Provided entries: Begin

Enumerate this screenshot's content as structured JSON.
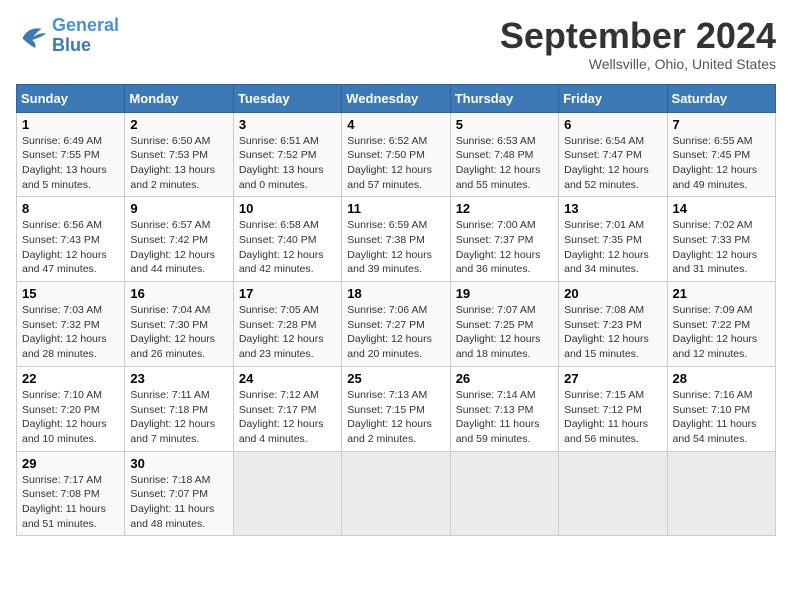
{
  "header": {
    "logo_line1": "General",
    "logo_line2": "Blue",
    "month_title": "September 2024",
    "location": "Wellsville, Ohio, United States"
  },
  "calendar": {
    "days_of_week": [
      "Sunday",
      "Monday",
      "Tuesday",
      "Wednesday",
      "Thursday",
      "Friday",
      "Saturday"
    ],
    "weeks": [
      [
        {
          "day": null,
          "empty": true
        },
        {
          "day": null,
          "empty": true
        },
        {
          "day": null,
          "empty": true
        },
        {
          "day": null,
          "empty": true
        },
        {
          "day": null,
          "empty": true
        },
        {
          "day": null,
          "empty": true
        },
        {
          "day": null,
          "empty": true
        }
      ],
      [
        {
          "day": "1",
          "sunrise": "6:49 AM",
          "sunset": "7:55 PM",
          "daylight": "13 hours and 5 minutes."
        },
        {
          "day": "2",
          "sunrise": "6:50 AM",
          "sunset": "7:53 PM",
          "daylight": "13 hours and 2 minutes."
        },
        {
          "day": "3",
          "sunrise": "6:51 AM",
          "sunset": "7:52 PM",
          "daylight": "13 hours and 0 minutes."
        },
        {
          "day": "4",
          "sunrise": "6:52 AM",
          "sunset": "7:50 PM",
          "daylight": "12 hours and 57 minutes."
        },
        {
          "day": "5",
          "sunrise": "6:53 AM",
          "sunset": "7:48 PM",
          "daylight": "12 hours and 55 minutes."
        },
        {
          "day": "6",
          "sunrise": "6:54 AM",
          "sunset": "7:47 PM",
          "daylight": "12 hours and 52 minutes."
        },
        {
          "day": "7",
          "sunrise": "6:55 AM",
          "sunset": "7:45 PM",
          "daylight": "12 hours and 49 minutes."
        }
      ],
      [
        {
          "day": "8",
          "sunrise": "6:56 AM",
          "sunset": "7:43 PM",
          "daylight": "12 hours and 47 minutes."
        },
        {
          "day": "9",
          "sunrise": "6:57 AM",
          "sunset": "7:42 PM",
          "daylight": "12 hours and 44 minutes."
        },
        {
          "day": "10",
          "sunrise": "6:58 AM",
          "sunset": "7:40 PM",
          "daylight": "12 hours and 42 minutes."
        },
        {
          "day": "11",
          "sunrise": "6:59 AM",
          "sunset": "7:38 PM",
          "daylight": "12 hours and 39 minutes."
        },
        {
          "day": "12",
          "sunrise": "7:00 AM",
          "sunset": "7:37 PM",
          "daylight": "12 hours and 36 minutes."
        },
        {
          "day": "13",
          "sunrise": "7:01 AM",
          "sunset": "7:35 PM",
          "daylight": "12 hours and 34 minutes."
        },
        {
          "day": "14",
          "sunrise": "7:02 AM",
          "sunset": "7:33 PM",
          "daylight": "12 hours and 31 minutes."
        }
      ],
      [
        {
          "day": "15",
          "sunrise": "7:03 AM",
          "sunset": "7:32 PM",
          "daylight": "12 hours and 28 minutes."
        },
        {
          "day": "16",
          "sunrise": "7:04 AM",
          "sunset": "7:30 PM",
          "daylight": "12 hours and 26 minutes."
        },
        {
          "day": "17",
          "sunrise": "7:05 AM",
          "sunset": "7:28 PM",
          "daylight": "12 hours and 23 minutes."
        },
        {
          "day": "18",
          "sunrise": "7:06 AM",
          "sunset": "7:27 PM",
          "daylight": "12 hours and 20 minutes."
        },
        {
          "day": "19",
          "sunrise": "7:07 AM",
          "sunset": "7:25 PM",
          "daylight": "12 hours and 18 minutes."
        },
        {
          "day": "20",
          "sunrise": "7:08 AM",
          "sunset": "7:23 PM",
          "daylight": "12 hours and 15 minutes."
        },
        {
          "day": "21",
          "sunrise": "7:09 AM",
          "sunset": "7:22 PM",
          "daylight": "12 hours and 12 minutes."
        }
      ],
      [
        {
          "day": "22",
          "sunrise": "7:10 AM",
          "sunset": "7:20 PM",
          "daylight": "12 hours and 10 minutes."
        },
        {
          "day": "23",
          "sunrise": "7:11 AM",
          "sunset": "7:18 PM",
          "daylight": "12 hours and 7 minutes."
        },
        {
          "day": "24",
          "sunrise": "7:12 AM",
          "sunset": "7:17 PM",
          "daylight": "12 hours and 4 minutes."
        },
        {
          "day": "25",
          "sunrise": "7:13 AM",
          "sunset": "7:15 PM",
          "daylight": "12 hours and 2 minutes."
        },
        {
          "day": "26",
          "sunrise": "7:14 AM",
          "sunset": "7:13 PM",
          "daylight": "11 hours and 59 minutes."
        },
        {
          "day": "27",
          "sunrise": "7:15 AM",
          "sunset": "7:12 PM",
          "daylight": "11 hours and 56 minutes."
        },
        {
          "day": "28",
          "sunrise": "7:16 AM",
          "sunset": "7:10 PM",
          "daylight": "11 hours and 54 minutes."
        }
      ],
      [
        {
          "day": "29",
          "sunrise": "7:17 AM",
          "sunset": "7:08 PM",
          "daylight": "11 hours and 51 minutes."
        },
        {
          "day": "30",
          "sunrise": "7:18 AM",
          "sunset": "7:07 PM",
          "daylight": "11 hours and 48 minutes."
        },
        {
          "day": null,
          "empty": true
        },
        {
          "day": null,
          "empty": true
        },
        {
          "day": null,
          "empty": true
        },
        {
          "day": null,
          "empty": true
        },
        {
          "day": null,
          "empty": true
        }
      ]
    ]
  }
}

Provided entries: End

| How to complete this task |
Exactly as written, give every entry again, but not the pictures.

| Result of the exercise |
Enumerate this screenshot's content as structured JSON.
{
  "header": {
    "logo_line1": "General",
    "logo_line2": "Blue",
    "month_title": "September 2024",
    "location": "Wellsville, Ohio, United States"
  },
  "calendar": {
    "days_of_week": [
      "Sunday",
      "Monday",
      "Tuesday",
      "Wednesday",
      "Thursday",
      "Friday",
      "Saturday"
    ],
    "weeks": [
      [
        {
          "day": null,
          "empty": true
        },
        {
          "day": null,
          "empty": true
        },
        {
          "day": null,
          "empty": true
        },
        {
          "day": null,
          "empty": true
        },
        {
          "day": null,
          "empty": true
        },
        {
          "day": null,
          "empty": true
        },
        {
          "day": null,
          "empty": true
        }
      ],
      [
        {
          "day": "1",
          "sunrise": "6:49 AM",
          "sunset": "7:55 PM",
          "daylight": "13 hours and 5 minutes."
        },
        {
          "day": "2",
          "sunrise": "6:50 AM",
          "sunset": "7:53 PM",
          "daylight": "13 hours and 2 minutes."
        },
        {
          "day": "3",
          "sunrise": "6:51 AM",
          "sunset": "7:52 PM",
          "daylight": "13 hours and 0 minutes."
        },
        {
          "day": "4",
          "sunrise": "6:52 AM",
          "sunset": "7:50 PM",
          "daylight": "12 hours and 57 minutes."
        },
        {
          "day": "5",
          "sunrise": "6:53 AM",
          "sunset": "7:48 PM",
          "daylight": "12 hours and 55 minutes."
        },
        {
          "day": "6",
          "sunrise": "6:54 AM",
          "sunset": "7:47 PM",
          "daylight": "12 hours and 52 minutes."
        },
        {
          "day": "7",
          "sunrise": "6:55 AM",
          "sunset": "7:45 PM",
          "daylight": "12 hours and 49 minutes."
        }
      ],
      [
        {
          "day": "8",
          "sunrise": "6:56 AM",
          "sunset": "7:43 PM",
          "daylight": "12 hours and 47 minutes."
        },
        {
          "day": "9",
          "sunrise": "6:57 AM",
          "sunset": "7:42 PM",
          "daylight": "12 hours and 44 minutes."
        },
        {
          "day": "10",
          "sunrise": "6:58 AM",
          "sunset": "7:40 PM",
          "daylight": "12 hours and 42 minutes."
        },
        {
          "day": "11",
          "sunrise": "6:59 AM",
          "sunset": "7:38 PM",
          "daylight": "12 hours and 39 minutes."
        },
        {
          "day": "12",
          "sunrise": "7:00 AM",
          "sunset": "7:37 PM",
          "daylight": "12 hours and 36 minutes."
        },
        {
          "day": "13",
          "sunrise": "7:01 AM",
          "sunset": "7:35 PM",
          "daylight": "12 hours and 34 minutes."
        },
        {
          "day": "14",
          "sunrise": "7:02 AM",
          "sunset": "7:33 PM",
          "daylight": "12 hours and 31 minutes."
        }
      ],
      [
        {
          "day": "15",
          "sunrise": "7:03 AM",
          "sunset": "7:32 PM",
          "daylight": "12 hours and 28 minutes."
        },
        {
          "day": "16",
          "sunrise": "7:04 AM",
          "sunset": "7:30 PM",
          "daylight": "12 hours and 26 minutes."
        },
        {
          "day": "17",
          "sunrise": "7:05 AM",
          "sunset": "7:28 PM",
          "daylight": "12 hours and 23 minutes."
        },
        {
          "day": "18",
          "sunrise": "7:06 AM",
          "sunset": "7:27 PM",
          "daylight": "12 hours and 20 minutes."
        },
        {
          "day": "19",
          "sunrise": "7:07 AM",
          "sunset": "7:25 PM",
          "daylight": "12 hours and 18 minutes."
        },
        {
          "day": "20",
          "sunrise": "7:08 AM",
          "sunset": "7:23 PM",
          "daylight": "12 hours and 15 minutes."
        },
        {
          "day": "21",
          "sunrise": "7:09 AM",
          "sunset": "7:22 PM",
          "daylight": "12 hours and 12 minutes."
        }
      ],
      [
        {
          "day": "22",
          "sunrise": "7:10 AM",
          "sunset": "7:20 PM",
          "daylight": "12 hours and 10 minutes."
        },
        {
          "day": "23",
          "sunrise": "7:11 AM",
          "sunset": "7:18 PM",
          "daylight": "12 hours and 7 minutes."
        },
        {
          "day": "24",
          "sunrise": "7:12 AM",
          "sunset": "7:17 PM",
          "daylight": "12 hours and 4 minutes."
        },
        {
          "day": "25",
          "sunrise": "7:13 AM",
          "sunset": "7:15 PM",
          "daylight": "12 hours and 2 minutes."
        },
        {
          "day": "26",
          "sunrise": "7:14 AM",
          "sunset": "7:13 PM",
          "daylight": "11 hours and 59 minutes."
        },
        {
          "day": "27",
          "sunrise": "7:15 AM",
          "sunset": "7:12 PM",
          "daylight": "11 hours and 56 minutes."
        },
        {
          "day": "28",
          "sunrise": "7:16 AM",
          "sunset": "7:10 PM",
          "daylight": "11 hours and 54 minutes."
        }
      ],
      [
        {
          "day": "29",
          "sunrise": "7:17 AM",
          "sunset": "7:08 PM",
          "daylight": "11 hours and 51 minutes."
        },
        {
          "day": "30",
          "sunrise": "7:18 AM",
          "sunset": "7:07 PM",
          "daylight": "11 hours and 48 minutes."
        },
        {
          "day": null,
          "empty": true
        },
        {
          "day": null,
          "empty": true
        },
        {
          "day": null,
          "empty": true
        },
        {
          "day": null,
          "empty": true
        },
        {
          "day": null,
          "empty": true
        }
      ]
    ]
  }
}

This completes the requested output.